Input data =>
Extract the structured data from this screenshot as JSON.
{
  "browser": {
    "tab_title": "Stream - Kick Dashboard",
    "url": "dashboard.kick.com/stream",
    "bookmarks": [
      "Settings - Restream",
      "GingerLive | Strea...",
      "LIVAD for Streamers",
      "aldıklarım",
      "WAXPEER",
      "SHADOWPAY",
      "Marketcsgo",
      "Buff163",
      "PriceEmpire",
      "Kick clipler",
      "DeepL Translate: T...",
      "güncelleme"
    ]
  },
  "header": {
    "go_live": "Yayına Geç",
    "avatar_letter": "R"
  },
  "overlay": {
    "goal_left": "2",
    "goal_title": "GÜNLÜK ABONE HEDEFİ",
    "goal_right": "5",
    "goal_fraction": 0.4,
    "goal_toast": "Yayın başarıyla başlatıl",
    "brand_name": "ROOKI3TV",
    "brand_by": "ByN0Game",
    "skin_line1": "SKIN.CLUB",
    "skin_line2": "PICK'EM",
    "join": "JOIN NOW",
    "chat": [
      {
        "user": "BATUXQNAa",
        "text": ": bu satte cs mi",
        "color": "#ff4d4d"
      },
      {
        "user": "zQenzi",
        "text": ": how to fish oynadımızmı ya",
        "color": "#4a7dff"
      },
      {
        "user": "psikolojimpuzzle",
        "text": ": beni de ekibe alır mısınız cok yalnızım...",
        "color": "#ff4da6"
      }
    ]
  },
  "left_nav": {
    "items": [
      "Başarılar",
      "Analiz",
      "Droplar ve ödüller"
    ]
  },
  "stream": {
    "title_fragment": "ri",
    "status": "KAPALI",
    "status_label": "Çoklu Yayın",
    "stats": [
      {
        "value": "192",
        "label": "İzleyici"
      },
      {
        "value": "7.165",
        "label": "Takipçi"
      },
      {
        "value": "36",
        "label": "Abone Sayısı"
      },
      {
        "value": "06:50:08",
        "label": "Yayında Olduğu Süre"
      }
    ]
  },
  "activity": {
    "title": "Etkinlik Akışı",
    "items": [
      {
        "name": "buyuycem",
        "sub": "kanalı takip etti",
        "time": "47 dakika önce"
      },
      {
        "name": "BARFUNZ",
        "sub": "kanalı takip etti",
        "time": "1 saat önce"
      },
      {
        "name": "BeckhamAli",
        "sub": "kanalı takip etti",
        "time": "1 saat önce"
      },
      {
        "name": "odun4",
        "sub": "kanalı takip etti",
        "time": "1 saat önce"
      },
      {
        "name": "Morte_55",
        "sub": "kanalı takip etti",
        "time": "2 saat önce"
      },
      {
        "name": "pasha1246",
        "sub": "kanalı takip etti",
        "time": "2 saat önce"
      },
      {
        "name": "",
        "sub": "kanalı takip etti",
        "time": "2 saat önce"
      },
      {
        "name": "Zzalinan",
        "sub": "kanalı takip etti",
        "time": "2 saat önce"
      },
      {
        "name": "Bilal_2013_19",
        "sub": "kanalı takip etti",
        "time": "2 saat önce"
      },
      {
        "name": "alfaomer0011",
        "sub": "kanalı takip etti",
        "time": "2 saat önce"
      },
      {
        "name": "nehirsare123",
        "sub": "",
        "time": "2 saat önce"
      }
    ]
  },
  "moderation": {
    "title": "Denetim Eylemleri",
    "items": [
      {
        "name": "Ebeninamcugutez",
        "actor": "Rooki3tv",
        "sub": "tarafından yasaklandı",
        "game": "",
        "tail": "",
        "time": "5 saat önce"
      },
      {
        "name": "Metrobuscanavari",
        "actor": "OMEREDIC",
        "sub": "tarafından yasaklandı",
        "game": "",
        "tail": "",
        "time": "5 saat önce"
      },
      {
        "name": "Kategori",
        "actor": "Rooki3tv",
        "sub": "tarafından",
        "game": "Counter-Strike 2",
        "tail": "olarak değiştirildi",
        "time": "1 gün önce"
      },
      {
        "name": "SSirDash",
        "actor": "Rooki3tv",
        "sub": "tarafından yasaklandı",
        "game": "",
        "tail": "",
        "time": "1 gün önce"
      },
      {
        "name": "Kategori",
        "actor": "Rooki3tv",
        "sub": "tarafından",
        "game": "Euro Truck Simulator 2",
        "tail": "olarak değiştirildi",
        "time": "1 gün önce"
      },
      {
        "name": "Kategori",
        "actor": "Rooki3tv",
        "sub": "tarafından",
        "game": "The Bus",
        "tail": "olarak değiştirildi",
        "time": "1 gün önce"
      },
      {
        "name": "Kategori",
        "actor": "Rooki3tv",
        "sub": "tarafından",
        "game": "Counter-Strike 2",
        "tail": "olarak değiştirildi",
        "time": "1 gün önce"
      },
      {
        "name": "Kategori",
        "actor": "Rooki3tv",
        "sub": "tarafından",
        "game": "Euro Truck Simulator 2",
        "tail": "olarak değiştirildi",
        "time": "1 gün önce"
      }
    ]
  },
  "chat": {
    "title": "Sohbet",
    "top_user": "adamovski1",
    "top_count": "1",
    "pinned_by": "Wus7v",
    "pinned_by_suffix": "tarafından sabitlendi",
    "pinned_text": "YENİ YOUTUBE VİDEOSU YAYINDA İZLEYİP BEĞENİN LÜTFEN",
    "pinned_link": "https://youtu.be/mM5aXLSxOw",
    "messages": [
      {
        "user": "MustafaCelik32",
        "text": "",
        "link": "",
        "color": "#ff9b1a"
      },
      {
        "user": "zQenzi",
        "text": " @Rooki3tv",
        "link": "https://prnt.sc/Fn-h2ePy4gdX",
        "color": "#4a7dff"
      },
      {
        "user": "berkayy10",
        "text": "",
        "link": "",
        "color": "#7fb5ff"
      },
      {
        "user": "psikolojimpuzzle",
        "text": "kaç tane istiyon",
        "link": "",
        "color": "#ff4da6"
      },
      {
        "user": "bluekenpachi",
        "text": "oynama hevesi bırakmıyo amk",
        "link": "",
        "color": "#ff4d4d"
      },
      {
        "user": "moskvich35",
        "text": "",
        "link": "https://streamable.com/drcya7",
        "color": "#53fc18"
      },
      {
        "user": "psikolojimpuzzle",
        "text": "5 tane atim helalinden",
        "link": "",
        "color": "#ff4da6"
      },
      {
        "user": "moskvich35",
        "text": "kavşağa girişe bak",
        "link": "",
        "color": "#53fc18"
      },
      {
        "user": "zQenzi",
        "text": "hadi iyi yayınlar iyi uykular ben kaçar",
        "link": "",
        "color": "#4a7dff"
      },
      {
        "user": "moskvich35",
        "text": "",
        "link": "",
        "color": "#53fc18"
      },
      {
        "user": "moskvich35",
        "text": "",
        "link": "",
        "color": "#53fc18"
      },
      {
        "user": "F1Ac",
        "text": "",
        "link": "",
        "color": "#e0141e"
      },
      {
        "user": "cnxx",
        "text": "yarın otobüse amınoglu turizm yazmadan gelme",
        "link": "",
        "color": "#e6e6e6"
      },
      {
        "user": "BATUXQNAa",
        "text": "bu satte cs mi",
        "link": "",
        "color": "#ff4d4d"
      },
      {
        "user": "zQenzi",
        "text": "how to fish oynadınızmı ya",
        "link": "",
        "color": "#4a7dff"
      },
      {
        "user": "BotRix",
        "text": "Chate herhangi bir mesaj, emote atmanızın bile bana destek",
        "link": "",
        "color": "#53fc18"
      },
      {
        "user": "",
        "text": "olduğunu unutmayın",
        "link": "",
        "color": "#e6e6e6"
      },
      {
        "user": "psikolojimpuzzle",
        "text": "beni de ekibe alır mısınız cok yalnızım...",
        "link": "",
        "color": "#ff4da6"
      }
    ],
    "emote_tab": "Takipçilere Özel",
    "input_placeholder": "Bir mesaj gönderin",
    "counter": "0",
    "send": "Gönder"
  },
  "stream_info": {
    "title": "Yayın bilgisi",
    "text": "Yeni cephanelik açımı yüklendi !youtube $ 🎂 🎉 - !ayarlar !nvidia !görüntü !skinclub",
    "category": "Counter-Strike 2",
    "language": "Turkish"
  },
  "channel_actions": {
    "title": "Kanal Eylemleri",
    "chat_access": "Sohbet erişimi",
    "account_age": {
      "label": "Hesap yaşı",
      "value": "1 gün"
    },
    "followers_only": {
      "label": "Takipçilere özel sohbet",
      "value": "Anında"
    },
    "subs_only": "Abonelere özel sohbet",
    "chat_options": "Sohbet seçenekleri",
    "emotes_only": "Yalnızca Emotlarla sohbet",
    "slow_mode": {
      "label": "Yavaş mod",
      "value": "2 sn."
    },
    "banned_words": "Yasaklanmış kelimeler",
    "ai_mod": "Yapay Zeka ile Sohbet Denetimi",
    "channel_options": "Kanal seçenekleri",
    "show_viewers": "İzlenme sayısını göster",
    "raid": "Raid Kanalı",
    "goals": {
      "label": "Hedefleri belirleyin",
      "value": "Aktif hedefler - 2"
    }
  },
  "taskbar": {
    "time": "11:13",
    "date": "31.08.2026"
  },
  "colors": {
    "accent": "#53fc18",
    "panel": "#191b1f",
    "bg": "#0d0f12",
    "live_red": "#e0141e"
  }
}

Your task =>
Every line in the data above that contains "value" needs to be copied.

Result of the task =>
        "value": "192",
        "value": "7.165",
        "value": "36",
        "value": "06:50:08",
      "value": "1 gün"
      "value": "Anında"
      "value": "2 sn."
      "value": "Aktif hedefler - 2"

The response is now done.